The two families called a halt to their feuding so that they could hunt for the murderer. Each family had pledged to kill their family heir if they were unable to find the assassin. The search was unsuccessful. However when the pledges were carried out, a loyal samurai was substituted for Katsuyori, the Takeda heir. Katsuyori entered the Uesugi castle in disguise, intending to recover a magical war helmet that was a Takeda heirloom. Princess Yaegaki’s father secretly recognized Katsuyori and ordered him on a mission where he could be ambushed.
Princess Yaegaki learned of her lover’s danger but was prevented from warning him by an icy lake outside her father’s castle that she was afraid to cross. She prayed to the god of the Suwa shrine who sent a white fox to protect her.
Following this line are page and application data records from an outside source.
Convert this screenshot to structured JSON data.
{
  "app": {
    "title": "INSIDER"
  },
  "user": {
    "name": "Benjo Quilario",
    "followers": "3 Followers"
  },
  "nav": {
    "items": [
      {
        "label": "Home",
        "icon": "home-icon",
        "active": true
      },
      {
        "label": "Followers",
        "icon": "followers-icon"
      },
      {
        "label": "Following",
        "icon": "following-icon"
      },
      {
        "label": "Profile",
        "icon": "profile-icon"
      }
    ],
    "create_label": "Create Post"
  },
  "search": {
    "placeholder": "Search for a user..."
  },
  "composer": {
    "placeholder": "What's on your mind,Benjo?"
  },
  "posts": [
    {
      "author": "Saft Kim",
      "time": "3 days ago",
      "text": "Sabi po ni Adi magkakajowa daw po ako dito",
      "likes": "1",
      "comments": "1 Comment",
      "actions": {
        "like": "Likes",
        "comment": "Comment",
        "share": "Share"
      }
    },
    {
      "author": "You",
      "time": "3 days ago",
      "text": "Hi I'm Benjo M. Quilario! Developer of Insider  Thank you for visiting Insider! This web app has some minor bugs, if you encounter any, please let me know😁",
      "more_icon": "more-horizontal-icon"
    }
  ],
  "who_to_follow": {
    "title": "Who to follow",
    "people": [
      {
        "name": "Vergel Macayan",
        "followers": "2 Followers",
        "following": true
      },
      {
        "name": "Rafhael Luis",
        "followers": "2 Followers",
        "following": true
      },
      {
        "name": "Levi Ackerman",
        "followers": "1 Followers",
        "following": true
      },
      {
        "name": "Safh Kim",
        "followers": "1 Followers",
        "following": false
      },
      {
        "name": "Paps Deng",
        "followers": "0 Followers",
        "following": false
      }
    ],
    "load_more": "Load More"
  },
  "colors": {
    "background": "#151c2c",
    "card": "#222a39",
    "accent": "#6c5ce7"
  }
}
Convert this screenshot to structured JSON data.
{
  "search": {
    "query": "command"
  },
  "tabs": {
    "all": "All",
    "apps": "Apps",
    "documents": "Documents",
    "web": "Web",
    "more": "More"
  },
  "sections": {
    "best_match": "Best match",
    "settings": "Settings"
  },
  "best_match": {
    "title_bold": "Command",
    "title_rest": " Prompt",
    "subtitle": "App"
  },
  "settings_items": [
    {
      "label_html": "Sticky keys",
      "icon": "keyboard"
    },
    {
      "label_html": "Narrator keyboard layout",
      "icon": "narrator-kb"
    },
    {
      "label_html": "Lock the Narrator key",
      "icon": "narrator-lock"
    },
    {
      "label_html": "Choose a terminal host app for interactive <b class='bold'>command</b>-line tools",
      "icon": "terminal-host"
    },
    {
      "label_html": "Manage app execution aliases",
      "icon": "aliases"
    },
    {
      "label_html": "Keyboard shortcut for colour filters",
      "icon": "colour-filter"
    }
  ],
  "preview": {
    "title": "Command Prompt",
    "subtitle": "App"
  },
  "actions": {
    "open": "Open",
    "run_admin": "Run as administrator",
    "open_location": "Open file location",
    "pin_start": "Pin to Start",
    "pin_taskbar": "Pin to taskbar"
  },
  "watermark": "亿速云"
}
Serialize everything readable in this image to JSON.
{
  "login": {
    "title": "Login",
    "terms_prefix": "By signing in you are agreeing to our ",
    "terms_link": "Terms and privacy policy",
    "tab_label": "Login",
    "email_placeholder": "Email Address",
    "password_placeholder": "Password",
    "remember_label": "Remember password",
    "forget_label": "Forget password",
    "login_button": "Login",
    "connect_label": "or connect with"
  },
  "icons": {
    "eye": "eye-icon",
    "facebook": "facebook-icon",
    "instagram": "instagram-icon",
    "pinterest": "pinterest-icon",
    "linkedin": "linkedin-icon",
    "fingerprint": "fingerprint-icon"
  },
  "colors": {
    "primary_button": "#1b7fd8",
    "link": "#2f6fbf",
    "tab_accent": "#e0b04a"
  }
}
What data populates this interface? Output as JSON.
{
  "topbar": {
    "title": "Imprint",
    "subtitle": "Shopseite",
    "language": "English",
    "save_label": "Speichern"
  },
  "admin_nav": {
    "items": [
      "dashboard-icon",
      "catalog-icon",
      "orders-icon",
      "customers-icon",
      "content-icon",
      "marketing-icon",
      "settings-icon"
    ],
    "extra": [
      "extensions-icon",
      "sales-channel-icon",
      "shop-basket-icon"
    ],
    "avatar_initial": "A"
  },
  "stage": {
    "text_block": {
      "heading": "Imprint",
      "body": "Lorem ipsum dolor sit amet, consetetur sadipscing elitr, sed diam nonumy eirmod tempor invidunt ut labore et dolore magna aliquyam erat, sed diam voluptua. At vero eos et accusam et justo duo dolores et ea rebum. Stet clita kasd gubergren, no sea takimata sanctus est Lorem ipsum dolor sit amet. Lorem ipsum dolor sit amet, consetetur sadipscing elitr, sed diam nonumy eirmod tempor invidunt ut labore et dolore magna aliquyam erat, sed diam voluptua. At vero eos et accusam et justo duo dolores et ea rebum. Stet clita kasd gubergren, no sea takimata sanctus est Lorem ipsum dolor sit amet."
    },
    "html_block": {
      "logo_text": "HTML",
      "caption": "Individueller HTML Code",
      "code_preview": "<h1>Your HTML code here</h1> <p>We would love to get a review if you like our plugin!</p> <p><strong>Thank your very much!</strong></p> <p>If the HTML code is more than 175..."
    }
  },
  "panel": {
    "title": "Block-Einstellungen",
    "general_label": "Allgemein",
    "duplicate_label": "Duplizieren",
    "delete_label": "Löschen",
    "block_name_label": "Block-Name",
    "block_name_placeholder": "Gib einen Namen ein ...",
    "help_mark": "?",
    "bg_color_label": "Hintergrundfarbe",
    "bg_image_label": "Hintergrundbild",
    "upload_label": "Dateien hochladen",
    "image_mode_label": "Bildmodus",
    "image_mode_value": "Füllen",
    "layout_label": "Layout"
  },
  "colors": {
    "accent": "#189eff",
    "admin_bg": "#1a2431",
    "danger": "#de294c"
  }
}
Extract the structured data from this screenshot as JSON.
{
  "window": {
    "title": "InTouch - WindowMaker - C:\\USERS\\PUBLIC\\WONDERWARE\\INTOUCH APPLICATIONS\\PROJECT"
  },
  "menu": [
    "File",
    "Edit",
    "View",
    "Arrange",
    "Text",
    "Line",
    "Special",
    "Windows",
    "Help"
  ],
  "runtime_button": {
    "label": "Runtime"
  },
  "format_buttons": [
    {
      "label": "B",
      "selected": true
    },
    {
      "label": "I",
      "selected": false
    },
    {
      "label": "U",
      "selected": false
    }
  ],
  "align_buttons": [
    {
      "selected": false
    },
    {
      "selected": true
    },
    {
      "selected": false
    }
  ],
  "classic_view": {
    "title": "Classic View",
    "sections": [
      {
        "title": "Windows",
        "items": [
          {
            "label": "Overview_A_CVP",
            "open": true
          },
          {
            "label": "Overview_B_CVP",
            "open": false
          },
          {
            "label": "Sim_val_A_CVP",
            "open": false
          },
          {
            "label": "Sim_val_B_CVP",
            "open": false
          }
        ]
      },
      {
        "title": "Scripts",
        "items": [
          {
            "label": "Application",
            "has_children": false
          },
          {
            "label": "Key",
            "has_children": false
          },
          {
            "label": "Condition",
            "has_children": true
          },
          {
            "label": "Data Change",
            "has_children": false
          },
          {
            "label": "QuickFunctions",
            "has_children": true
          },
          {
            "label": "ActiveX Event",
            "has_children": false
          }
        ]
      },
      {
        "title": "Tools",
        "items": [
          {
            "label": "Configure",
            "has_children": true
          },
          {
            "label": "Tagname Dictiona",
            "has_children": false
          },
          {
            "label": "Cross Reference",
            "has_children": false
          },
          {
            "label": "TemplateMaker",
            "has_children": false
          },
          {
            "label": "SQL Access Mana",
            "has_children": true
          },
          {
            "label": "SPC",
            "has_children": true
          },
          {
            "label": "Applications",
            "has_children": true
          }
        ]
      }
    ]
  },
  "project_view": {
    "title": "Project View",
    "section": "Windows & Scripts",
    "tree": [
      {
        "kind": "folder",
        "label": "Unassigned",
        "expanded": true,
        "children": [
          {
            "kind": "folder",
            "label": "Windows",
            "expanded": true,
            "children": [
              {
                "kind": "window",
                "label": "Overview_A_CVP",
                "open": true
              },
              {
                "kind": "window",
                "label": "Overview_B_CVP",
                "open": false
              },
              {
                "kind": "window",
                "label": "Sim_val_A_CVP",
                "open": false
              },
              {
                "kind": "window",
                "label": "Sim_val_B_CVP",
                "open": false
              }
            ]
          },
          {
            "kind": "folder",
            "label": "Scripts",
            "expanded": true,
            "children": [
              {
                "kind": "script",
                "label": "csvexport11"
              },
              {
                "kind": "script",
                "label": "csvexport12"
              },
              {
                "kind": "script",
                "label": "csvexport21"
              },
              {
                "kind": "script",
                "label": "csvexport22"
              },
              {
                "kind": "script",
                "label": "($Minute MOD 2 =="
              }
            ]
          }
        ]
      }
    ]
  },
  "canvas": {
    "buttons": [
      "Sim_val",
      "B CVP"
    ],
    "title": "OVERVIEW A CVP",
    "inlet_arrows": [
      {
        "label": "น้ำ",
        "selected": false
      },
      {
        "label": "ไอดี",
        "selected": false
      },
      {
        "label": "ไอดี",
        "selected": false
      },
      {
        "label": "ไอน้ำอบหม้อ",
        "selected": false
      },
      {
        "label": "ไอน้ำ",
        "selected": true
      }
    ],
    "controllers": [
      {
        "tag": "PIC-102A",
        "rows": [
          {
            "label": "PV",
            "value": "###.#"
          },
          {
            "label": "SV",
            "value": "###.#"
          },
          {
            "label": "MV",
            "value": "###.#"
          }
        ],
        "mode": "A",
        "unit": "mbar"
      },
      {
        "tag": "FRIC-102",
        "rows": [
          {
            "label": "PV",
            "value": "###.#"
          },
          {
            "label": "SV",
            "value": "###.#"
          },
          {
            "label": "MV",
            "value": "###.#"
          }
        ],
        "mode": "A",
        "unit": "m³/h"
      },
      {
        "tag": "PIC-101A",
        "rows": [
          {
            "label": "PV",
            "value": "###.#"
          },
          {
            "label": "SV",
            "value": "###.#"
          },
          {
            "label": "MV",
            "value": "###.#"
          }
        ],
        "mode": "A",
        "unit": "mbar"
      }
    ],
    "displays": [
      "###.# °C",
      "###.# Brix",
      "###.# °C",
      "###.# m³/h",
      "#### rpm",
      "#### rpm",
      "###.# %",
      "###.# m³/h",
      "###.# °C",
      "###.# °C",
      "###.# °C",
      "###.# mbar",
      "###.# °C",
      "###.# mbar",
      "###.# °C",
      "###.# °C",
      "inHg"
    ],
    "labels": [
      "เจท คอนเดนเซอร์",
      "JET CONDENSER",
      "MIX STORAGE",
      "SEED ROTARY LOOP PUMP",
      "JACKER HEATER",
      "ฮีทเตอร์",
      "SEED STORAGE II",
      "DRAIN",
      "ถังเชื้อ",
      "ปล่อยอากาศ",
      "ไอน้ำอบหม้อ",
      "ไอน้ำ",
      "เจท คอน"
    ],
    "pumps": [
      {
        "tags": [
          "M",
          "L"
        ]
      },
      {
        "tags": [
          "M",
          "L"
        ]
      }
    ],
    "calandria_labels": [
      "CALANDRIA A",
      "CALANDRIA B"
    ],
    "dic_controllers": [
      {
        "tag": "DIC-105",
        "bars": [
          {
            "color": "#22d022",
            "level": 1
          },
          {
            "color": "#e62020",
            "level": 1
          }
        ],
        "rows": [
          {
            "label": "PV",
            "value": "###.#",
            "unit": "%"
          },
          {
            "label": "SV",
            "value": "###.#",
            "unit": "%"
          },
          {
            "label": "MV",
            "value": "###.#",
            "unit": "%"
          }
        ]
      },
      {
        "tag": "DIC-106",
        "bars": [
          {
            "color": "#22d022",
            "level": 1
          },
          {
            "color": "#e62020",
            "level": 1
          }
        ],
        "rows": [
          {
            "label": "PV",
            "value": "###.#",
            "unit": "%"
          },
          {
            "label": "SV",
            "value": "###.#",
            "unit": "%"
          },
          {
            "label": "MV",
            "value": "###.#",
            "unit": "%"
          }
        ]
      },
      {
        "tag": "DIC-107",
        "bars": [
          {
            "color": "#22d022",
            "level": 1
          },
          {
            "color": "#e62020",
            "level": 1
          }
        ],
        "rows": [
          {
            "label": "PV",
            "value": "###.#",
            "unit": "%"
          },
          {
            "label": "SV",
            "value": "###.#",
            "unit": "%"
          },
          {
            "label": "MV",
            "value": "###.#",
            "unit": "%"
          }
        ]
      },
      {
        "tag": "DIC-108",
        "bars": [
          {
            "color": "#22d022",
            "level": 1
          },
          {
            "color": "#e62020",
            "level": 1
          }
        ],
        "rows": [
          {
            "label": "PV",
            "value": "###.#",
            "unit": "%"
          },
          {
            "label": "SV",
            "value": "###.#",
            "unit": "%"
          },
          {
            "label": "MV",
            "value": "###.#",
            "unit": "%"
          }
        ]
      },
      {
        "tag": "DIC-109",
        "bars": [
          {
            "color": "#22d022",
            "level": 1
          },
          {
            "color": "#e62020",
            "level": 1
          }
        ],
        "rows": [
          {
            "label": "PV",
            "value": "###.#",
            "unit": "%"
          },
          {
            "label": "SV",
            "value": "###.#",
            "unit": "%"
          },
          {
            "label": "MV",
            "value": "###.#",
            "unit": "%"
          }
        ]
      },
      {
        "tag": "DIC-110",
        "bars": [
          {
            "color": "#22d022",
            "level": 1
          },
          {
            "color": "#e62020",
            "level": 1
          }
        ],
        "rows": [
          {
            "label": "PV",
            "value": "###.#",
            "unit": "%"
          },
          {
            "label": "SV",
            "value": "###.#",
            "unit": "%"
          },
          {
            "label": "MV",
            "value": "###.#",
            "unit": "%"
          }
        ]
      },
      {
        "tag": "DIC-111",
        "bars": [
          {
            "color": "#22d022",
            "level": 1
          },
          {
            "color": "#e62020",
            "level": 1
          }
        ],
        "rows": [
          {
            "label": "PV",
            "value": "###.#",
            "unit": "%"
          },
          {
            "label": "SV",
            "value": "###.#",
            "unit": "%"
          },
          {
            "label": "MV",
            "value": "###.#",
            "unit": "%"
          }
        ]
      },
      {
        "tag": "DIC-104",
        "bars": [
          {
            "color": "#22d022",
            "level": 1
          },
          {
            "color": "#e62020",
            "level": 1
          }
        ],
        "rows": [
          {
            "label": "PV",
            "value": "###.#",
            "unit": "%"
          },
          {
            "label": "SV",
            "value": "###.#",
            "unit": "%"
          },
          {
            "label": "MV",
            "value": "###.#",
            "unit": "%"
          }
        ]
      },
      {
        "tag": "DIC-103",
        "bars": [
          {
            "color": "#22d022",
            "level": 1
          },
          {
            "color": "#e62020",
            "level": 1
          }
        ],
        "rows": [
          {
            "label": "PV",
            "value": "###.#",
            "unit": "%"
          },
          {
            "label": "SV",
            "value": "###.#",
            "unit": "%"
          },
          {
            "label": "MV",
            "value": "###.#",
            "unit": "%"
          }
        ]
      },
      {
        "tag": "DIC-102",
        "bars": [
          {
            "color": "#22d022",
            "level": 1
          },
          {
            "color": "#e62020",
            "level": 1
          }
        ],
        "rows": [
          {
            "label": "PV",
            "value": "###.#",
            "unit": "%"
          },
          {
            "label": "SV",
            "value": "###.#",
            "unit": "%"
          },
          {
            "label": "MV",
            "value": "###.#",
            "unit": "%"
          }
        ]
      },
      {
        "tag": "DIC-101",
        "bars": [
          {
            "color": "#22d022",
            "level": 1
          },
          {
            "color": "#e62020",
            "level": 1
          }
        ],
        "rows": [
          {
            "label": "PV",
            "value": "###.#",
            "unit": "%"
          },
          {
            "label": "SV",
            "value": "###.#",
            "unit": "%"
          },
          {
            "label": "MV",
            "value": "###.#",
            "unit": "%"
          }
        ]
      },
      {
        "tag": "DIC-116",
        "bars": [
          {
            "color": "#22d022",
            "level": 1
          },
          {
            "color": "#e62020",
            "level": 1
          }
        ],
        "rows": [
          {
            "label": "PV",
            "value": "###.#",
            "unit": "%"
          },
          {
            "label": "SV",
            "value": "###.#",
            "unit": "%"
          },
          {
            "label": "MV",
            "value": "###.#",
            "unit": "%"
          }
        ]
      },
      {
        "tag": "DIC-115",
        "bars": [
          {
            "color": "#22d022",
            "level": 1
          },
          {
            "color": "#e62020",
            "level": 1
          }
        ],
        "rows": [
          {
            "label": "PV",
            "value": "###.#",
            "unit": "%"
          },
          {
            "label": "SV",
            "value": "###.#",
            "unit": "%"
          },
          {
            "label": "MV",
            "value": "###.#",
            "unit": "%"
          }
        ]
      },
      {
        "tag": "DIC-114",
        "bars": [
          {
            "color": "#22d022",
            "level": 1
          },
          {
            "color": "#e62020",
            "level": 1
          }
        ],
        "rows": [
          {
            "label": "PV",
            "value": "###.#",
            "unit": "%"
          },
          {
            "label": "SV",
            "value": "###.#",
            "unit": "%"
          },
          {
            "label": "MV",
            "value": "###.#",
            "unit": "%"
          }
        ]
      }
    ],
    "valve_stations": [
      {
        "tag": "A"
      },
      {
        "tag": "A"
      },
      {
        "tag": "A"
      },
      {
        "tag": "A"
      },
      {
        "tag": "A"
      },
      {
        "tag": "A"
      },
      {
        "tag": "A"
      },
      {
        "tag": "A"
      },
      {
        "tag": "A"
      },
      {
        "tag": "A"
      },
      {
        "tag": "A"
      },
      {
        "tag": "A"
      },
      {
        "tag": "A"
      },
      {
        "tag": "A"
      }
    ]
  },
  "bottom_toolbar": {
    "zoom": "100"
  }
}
As shown in the print, the princess carries a magical horned helmet as she goes to warn her lover and is pursued by a hostile samurai.
I love these early, archaic triptychs, with their 'sumi-brushwork' drawing and the vigorous, brushy lines. There is an urgency to this style which, whilst primitive when compared to ukiyo-e of the 1850’s, is nevertheless haunting, authentic and direct.
A fine print, condition is very good bar a few wormholes to the edges. Colour and impression are very good.
73 x 33.5 cm.